Exercise =>
Please return each of the entries exactly, minus their pictures.

#### Data for review

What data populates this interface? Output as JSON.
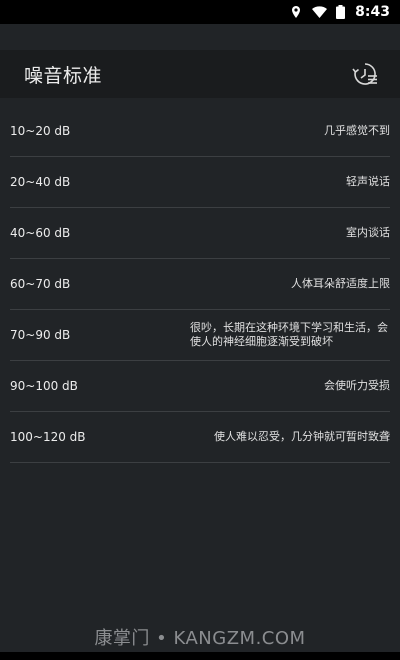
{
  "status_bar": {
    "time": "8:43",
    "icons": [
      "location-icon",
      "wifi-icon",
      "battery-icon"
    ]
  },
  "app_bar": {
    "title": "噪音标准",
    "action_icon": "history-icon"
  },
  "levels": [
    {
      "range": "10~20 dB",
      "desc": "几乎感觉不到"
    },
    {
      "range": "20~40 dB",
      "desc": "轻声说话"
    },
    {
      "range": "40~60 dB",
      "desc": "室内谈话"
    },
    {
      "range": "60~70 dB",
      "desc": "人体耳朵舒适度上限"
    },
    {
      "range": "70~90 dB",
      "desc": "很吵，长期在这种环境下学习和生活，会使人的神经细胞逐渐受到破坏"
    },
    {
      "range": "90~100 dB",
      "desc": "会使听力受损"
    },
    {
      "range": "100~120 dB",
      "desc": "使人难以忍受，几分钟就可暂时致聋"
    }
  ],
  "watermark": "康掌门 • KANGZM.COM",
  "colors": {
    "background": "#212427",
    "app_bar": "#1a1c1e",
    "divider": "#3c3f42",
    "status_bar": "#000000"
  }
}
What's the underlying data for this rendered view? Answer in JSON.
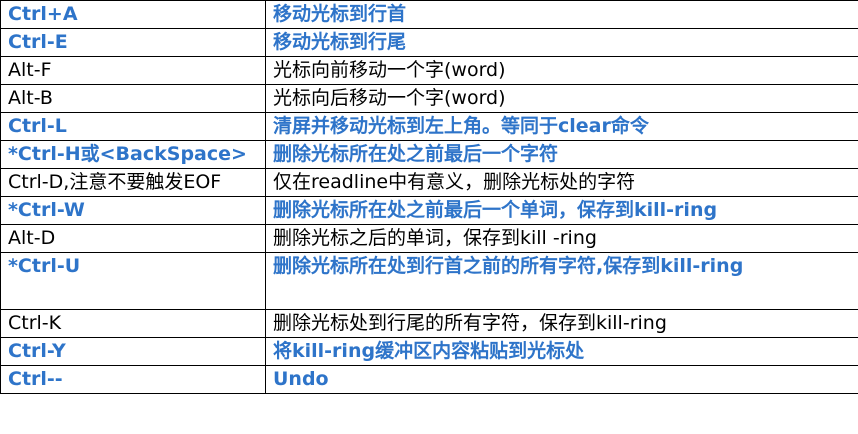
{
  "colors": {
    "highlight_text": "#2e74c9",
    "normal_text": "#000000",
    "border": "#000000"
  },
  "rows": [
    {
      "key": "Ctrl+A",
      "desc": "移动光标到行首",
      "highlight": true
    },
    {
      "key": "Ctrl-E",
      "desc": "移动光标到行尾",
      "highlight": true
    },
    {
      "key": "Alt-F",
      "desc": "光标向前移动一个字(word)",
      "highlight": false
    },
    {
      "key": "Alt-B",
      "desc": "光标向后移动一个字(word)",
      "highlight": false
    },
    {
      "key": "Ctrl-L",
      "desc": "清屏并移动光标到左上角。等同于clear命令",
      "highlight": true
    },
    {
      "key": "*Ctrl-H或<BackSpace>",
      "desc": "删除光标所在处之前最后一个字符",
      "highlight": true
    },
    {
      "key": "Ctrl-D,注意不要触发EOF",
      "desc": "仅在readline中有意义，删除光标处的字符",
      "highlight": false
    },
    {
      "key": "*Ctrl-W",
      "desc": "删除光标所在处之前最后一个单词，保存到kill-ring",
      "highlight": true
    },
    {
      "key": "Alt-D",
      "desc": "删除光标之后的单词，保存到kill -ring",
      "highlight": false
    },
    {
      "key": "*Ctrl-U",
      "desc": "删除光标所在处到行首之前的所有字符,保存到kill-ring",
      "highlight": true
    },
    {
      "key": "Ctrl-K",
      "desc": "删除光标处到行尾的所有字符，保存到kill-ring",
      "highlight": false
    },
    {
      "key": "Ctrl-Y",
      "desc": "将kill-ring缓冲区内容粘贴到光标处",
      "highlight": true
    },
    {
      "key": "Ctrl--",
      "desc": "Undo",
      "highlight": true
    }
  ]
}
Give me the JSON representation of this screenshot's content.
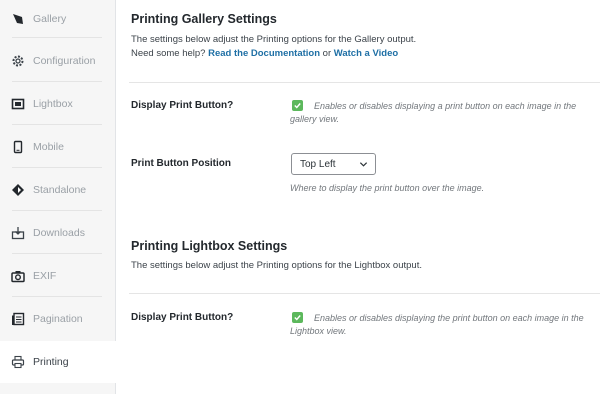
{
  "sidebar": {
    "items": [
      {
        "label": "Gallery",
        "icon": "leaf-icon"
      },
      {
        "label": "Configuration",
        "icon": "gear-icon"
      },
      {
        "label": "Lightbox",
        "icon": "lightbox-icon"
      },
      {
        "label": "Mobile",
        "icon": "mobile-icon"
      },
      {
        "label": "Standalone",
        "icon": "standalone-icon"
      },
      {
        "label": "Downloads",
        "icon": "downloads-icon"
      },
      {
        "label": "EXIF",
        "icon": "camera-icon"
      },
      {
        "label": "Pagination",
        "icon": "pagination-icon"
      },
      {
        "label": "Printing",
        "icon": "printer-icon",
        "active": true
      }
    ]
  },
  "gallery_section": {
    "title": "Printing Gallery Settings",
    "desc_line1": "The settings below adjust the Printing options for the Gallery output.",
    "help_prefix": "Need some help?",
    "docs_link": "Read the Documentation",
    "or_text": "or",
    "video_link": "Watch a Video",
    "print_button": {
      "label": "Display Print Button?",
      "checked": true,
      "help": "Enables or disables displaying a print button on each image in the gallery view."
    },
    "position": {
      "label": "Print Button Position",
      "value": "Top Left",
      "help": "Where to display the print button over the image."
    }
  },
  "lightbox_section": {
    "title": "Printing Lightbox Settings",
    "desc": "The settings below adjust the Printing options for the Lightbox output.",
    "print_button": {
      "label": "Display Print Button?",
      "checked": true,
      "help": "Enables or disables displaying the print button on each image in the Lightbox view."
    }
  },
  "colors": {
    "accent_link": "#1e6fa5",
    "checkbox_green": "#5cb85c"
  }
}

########

Your response =>
What data populates this interface? Output as JSON.
{
  "status_bar": {
    "time": "8:43",
    "icons": [
      "location-icon",
      "wifi-icon",
      "battery-icon"
    ]
  },
  "app_bar": {
    "title": "噪音标准",
    "action_icon": "history-icon"
  },
  "levels": [
    {
      "range": "10~20 dB",
      "desc": "几乎感觉不到"
    },
    {
      "range": "20~40 dB",
      "desc": "轻声说话"
    },
    {
      "range": "40~60 dB",
      "desc": "室内谈话"
    },
    {
      "range": "60~70 dB",
      "desc": "人体耳朵舒适度上限"
    },
    {
      "range": "70~90 dB",
      "desc": "很吵，长期在这种环境下学习和生活，会使人的神经细胞逐渐受到破坏"
    },
    {
      "range": "90~100 dB",
      "desc": "会使听力受损"
    },
    {
      "range": "100~120 dB",
      "desc": "使人难以忍受，几分钟就可暂时致聋"
    }
  ],
  "watermark": "康掌门 • KANGZM.COM",
  "colors": {
    "background": "#212427",
    "app_bar": "#1a1c1e",
    "divider": "#3c3f42",
    "status_bar": "#000000"
  }
}
What's the underlying data for this rendered view? Answer in JSON.
{
  "colors": {
    "highlight_text": "#2e74c9",
    "normal_text": "#000000",
    "border": "#000000"
  },
  "rows": [
    {
      "key": "Ctrl+A",
      "desc": "移动光标到行首",
      "highlight": true
    },
    {
      "key": "Ctrl-E",
      "desc": "移动光标到行尾",
      "highlight": true
    },
    {
      "key": "Alt-F",
      "desc": "光标向前移动一个字(word)",
      "highlight": false
    },
    {
      "key": "Alt-B",
      "desc": "光标向后移动一个字(word)",
      "highlight": false
    },
    {
      "key": "Ctrl-L",
      "desc": "清屏并移动光标到左上角。等同于clear命令",
      "highlight": true
    },
    {
      "key": "*Ctrl-H或<BackSpace>",
      "desc": "删除光标所在处之前最后一个字符",
      "highlight": true
    },
    {
      "key": "Ctrl-D,注意不要触发EOF",
      "desc": "仅在readline中有意义，删除光标处的字符",
      "highlight": false
    },
    {
      "key": "*Ctrl-W",
      "desc": "删除光标所在处之前最后一个单词，保存到kill-ring",
      "highlight": true
    },
    {
      "key": "Alt-D",
      "desc": "删除光标之后的单词，保存到kill -ring",
      "highlight": false
    },
    {
      "key": "*Ctrl-U",
      "desc": "删除光标所在处到行首之前的所有字符,保存到kill-ring",
      "highlight": true
    },
    {
      "key": "Ctrl-K",
      "desc": "删除光标处到行尾的所有字符，保存到kill-ring",
      "highlight": false
    },
    {
      "key": "Ctrl-Y",
      "desc": "将kill-ring缓冲区内容粘贴到光标处",
      "highlight": true
    },
    {
      "key": "Ctrl--",
      "desc": "Undo",
      "highlight": true
    }
  ]
}
Give me the JSON representation of this screenshot's content.
{
  "sidebar": {
    "items": [
      {
        "label": "Gallery",
        "icon": "leaf-icon"
      },
      {
        "label": "Configuration",
        "icon": "gear-icon"
      },
      {
        "label": "Lightbox",
        "icon": "lightbox-icon"
      },
      {
        "label": "Mobile",
        "icon": "mobile-icon"
      },
      {
        "label": "Standalone",
        "icon": "standalone-icon"
      },
      {
        "label": "Downloads",
        "icon": "downloads-icon"
      },
      {
        "label": "EXIF",
        "icon": "camera-icon"
      },
      {
        "label": "Pagination",
        "icon": "pagination-icon"
      },
      {
        "label": "Printing",
        "icon": "printer-icon",
        "active": true
      }
    ]
  },
  "gallery_section": {
    "title": "Printing Gallery Settings",
    "desc_line1": "The settings below adjust the Printing options for the Gallery output.",
    "help_prefix": "Need some help?",
    "docs_link": "Read the Documentation",
    "or_text": "or",
    "video_link": "Watch a Video",
    "print_button": {
      "label": "Display Print Button?",
      "checked": true,
      "help": "Enables or disables displaying a print button on each image in the gallery view."
    },
    "position": {
      "label": "Print Button Position",
      "value": "Top Left",
      "help": "Where to display the print button over the image."
    }
  },
  "lightbox_section": {
    "title": "Printing Lightbox Settings",
    "desc": "The settings below adjust the Printing options for the Lightbox output.",
    "print_button": {
      "label": "Display Print Button?",
      "checked": true,
      "help": "Enables or disables displaying the print button on each image in the Lightbox view."
    }
  },
  "colors": {
    "accent_link": "#1e6fa5",
    "checkbox_green": "#5cb85c"
  }
}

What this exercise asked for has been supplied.